COLUMBIA, SC - The South Carolina Supreme Court ruled late Monday that Republican Gov. Nikki Haley does not have the authority to call legislators to work during their scheduled recess, invalidating an executive order Haley issued Thursday requiring the state legislature to reconvene Tuesday morning.

The decision came after the state Senate's leader, Glenn McConnell, R-Charleston, filed a 13-page lawsuit against the governor Monday morning challenging her order.

McConnell said the action violated the separation of powers between the executive and legislative branches. In Haley's response to the lawsuit, she claimed she had the right to intervene and that "exercising this constitutional power rests in the Governor's sound discretion."

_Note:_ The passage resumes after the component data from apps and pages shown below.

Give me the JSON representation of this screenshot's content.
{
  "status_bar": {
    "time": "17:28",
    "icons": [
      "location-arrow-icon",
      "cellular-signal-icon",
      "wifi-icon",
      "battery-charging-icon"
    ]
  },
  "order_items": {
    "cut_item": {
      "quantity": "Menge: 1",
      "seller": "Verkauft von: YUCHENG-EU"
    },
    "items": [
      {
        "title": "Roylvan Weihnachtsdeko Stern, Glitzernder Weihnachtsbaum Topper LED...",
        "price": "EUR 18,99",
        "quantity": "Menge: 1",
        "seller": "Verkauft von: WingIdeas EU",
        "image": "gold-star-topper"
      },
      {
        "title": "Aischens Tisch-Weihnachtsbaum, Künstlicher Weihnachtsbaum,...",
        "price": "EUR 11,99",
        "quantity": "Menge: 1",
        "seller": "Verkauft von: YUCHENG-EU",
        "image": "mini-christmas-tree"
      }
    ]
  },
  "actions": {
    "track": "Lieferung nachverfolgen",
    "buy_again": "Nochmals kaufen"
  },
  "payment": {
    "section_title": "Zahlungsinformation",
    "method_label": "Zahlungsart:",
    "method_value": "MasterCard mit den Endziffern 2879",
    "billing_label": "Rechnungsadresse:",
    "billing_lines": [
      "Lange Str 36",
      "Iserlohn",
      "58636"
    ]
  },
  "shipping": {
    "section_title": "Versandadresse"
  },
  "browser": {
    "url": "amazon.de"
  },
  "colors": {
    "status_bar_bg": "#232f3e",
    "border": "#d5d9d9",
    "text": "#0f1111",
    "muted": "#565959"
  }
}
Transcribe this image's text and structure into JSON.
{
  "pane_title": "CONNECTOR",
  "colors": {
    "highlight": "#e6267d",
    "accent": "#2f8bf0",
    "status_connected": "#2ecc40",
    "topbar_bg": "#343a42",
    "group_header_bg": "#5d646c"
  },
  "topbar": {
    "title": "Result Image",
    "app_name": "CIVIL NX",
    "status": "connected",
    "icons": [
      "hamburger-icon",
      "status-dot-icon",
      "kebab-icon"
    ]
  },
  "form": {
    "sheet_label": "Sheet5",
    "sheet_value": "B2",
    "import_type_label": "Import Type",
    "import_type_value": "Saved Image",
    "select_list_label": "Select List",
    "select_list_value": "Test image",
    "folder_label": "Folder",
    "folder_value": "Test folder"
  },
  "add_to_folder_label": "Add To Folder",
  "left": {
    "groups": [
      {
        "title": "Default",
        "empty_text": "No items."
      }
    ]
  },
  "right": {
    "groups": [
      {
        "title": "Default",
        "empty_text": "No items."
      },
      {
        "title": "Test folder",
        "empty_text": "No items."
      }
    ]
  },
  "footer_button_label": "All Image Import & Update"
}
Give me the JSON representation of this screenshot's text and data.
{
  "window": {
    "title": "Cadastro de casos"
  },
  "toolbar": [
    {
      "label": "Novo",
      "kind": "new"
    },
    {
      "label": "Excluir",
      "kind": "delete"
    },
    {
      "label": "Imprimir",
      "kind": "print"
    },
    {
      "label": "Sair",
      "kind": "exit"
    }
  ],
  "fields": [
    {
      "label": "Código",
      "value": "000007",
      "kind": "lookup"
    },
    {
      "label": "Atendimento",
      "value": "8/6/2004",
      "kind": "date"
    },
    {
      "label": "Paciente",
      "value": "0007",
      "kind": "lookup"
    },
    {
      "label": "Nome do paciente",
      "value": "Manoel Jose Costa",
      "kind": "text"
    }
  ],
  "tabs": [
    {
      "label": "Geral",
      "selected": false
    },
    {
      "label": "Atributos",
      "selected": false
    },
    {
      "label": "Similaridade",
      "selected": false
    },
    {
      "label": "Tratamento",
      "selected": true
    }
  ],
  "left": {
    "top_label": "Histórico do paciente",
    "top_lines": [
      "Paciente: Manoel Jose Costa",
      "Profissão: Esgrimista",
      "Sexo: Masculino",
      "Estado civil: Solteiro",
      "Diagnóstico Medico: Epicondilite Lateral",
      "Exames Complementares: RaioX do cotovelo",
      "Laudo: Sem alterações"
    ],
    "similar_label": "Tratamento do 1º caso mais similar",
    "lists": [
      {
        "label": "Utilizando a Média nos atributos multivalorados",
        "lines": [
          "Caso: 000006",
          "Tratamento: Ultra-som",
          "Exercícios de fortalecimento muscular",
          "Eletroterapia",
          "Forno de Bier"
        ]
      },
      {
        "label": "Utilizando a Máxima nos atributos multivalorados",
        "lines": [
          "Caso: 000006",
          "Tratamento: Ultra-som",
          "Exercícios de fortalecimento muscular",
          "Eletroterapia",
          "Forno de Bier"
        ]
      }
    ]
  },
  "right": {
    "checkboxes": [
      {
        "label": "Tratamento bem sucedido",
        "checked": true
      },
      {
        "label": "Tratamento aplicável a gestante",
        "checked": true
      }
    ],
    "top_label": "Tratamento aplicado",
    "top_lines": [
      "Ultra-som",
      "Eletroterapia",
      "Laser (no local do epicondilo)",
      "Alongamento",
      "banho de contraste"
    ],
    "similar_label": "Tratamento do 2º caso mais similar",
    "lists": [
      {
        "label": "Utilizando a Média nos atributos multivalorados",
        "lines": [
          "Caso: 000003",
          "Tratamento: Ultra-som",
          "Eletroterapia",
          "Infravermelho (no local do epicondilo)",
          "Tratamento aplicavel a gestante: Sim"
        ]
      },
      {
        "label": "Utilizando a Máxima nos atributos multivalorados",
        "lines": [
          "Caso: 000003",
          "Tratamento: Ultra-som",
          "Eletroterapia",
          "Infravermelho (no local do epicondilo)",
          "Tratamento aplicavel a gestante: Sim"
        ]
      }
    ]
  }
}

Haley filed her response with the court and rallied the support of over 30 lawmakers just hours after McConnell filed his lawsuit against her, but the court ruled in a 3-2 vote in favor of McConnell.

"It is unfortunate that today, three of the five members of the South Carolina Supreme Court disagreed with every other court in the nation and the attorney general," said Haley in response to the ruling. "But we must move on, and Senator McConnell now insists that he supports the effort to add those items to the Senate's agenda when they return on June 14."

The items Haley insists the Senate take a final vote on are four restructuring bills, one of which would create a Department of Administration under the governor's cabinet--ultimately giving Haley more power.

McConnell's lawsuit argued that the bills Haley wants considered immediately are not more significant than the 79 other bills which the Senate needs to approve.

"Some of these bills may be of more or less importance to the governor, but they all represent the desire of some constituency," the petition reads. "The fact that legislative business is left uncompleted after the first year of a two-year legislative session is the quintessential definition of an ordinary occurrence and in no rational way may be construed as an extraordinary occasion."

The Supreme Court's decision said Haley's order violates the legislature's ability to set its calendar and agenda.

The South Carolina legislature will return for an extended session, previously approved, on June 14.